(Dataset rows describing interfaces)
····················

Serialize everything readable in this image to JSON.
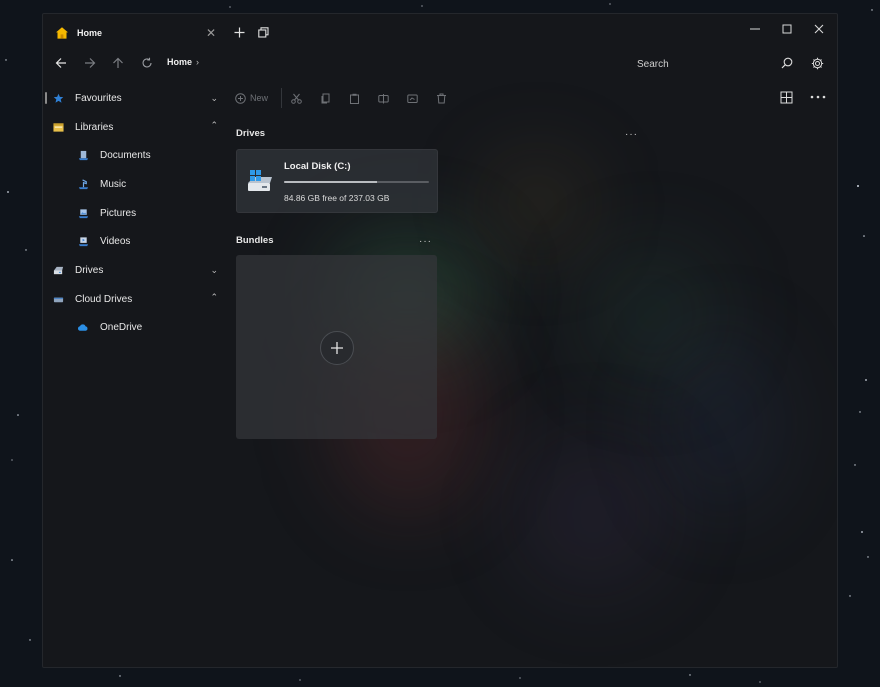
{
  "tab": {
    "title": "Home"
  },
  "breadcrumb": {
    "current": "Home"
  },
  "search": {
    "placeholder": "Search"
  },
  "sidebar": {
    "items": [
      {
        "label": "Favourites",
        "icon": "star-icon"
      },
      {
        "label": "Libraries",
        "icon": "libraries-icon"
      },
      {
        "label": "Documents",
        "icon": "documents-icon"
      },
      {
        "label": "Music",
        "icon": "music-icon"
      },
      {
        "label": "Pictures",
        "icon": "pictures-icon"
      },
      {
        "label": "Videos",
        "icon": "videos-icon"
      },
      {
        "label": "Drives",
        "icon": "drive-icon"
      },
      {
        "label": "Cloud Drives",
        "icon": "cloud-drives-icon"
      },
      {
        "label": "OneDrive",
        "icon": "onedrive-icon"
      }
    ]
  },
  "toolbar": {
    "new_label": "New"
  },
  "drives": {
    "title": "Drives",
    "items": [
      {
        "name": "Local Disk (C:)",
        "free_text": "84.86 GB free of 237.03 GB",
        "used_fraction": 0.642
      }
    ]
  },
  "bundles": {
    "title": "Bundles"
  },
  "colors": {
    "window_bg": "#15171b",
    "card_bg": "#303338",
    "accent_blue": "#2f80d6",
    "home_yellow": "#f5b800",
    "onedrive_blue": "#2b8fe5"
  }
}
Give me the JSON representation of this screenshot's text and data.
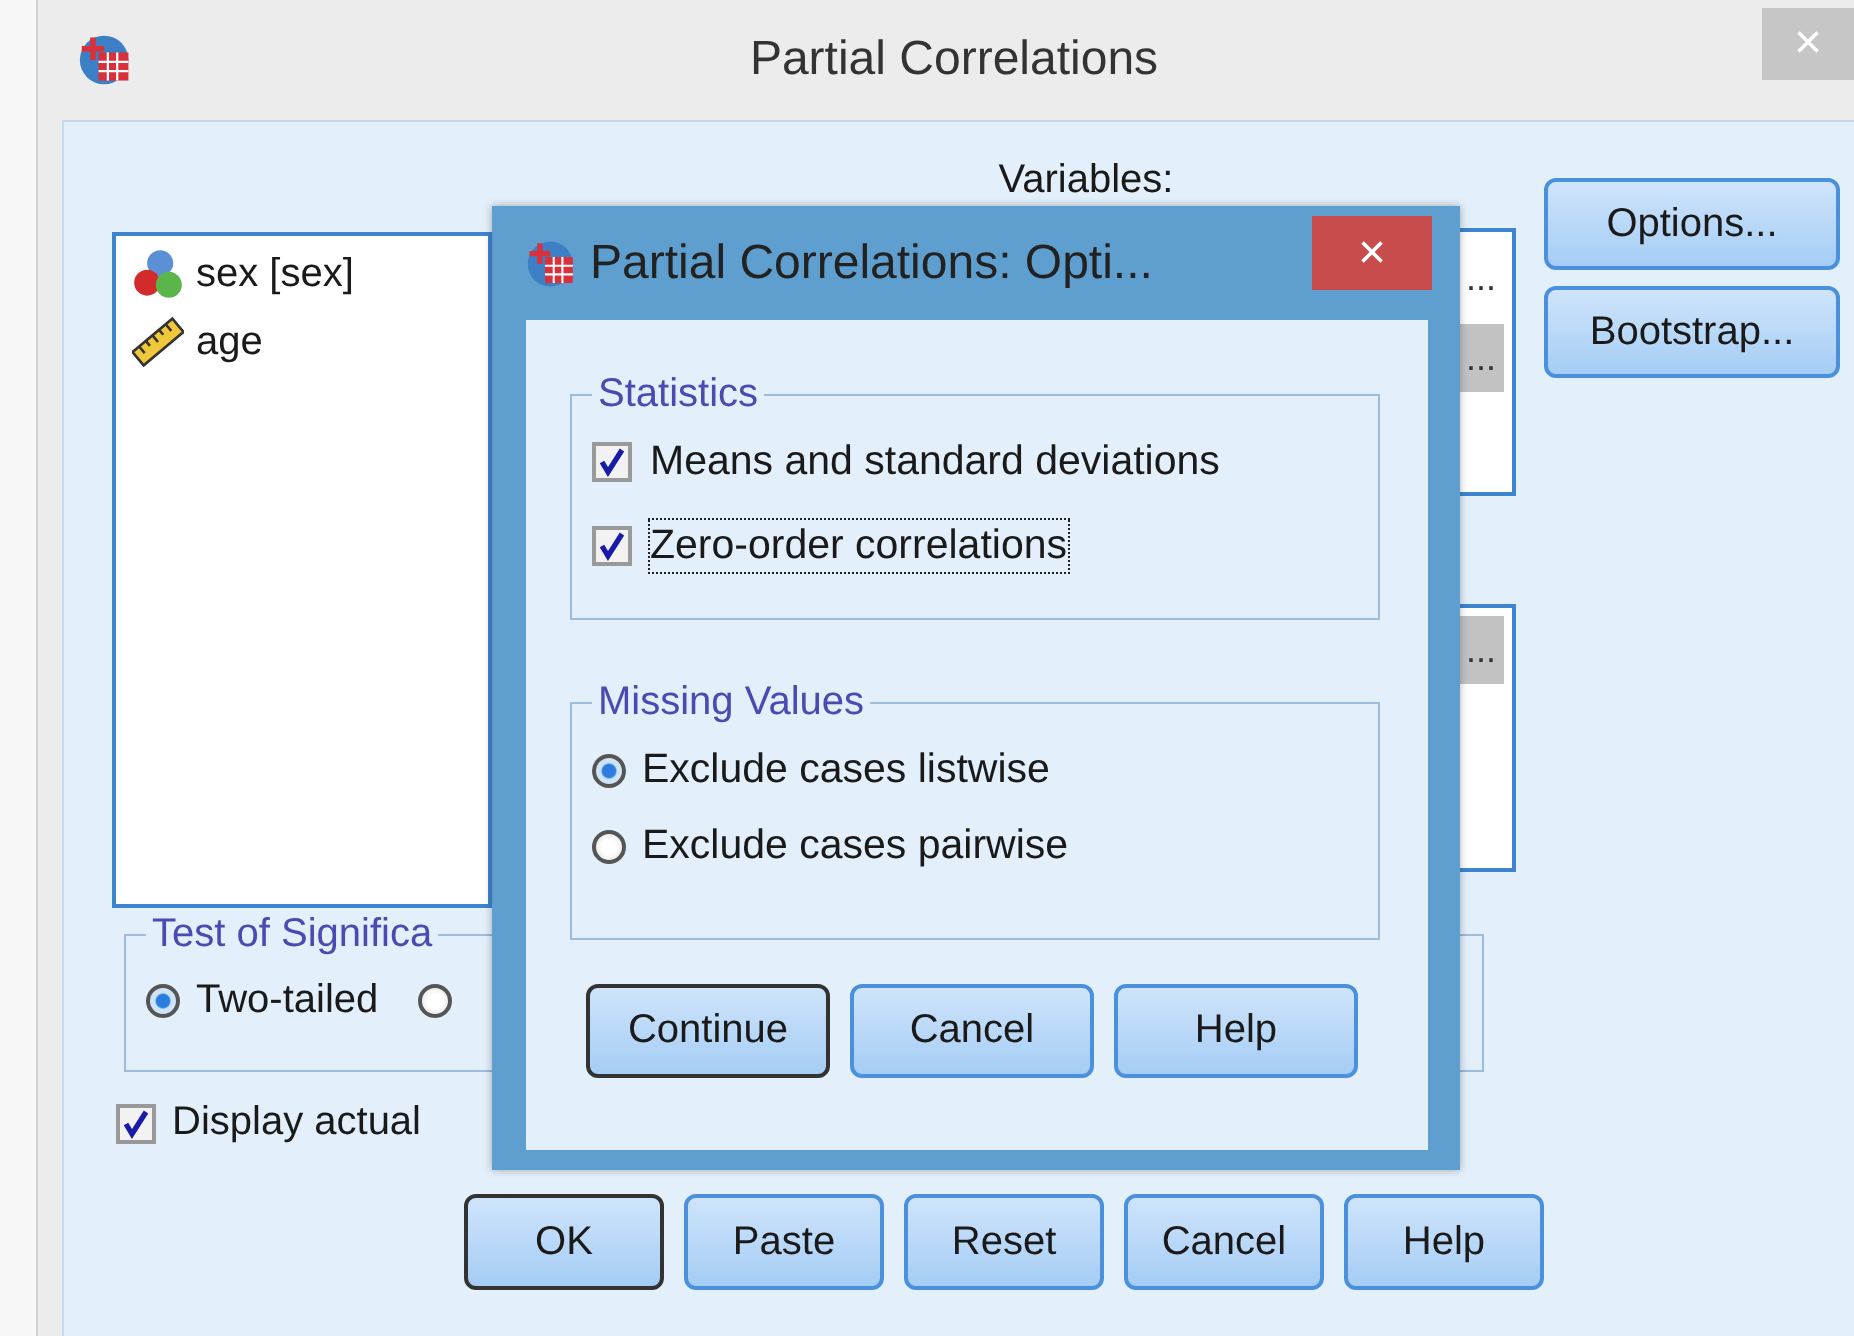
{
  "main_window": {
    "title": "Partial Correlations",
    "close_glyph": "×"
  },
  "source_list": [
    {
      "name": "sex [sex]",
      "kind": "nominal"
    },
    {
      "name": "age",
      "kind": "scale"
    }
  ],
  "variables": {
    "label": "Variables:",
    "items": [
      {
        "text": "...",
        "selected": false
      },
      {
        "text": "...",
        "selected": true
      }
    ]
  },
  "controlling": {
    "items": [
      {
        "text": "...",
        "selected": true
      }
    ]
  },
  "side_buttons": [
    "Options...",
    "Bootstrap..."
  ],
  "significance": {
    "title": "Test of Significa",
    "options": [
      {
        "label": "Two-tailed",
        "selected": true
      },
      {
        "selected": false
      }
    ]
  },
  "display_actual": {
    "label": "Display actual",
    "checked": true
  },
  "bottom_buttons": [
    {
      "label": "OK",
      "default": true
    },
    {
      "label": "Paste",
      "default": false
    },
    {
      "label": "Reset",
      "default": false
    },
    {
      "label": "Cancel",
      "default": false
    },
    {
      "label": "Help",
      "default": false
    }
  ],
  "options_dialog": {
    "title": "Partial Correlations: Opti...",
    "close_glyph": "×",
    "statistics": {
      "title": "Statistics",
      "options": [
        {
          "label": "Means and standard deviations",
          "checked": true,
          "focused": false
        },
        {
          "label": "Zero-order correlations",
          "checked": true,
          "focused": true
        }
      ]
    },
    "missing": {
      "title": "Missing Values",
      "options": [
        {
          "label": "Exclude cases listwise",
          "selected": true
        },
        {
          "label": "Exclude cases pairwise",
          "selected": false
        }
      ]
    },
    "buttons": [
      {
        "label": "Continue",
        "default": true
      },
      {
        "label": "Cancel",
        "default": false
      },
      {
        "label": "Help",
        "default": false
      }
    ]
  }
}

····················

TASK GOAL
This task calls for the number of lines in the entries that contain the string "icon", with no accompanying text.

RESULT OF THE TASK
9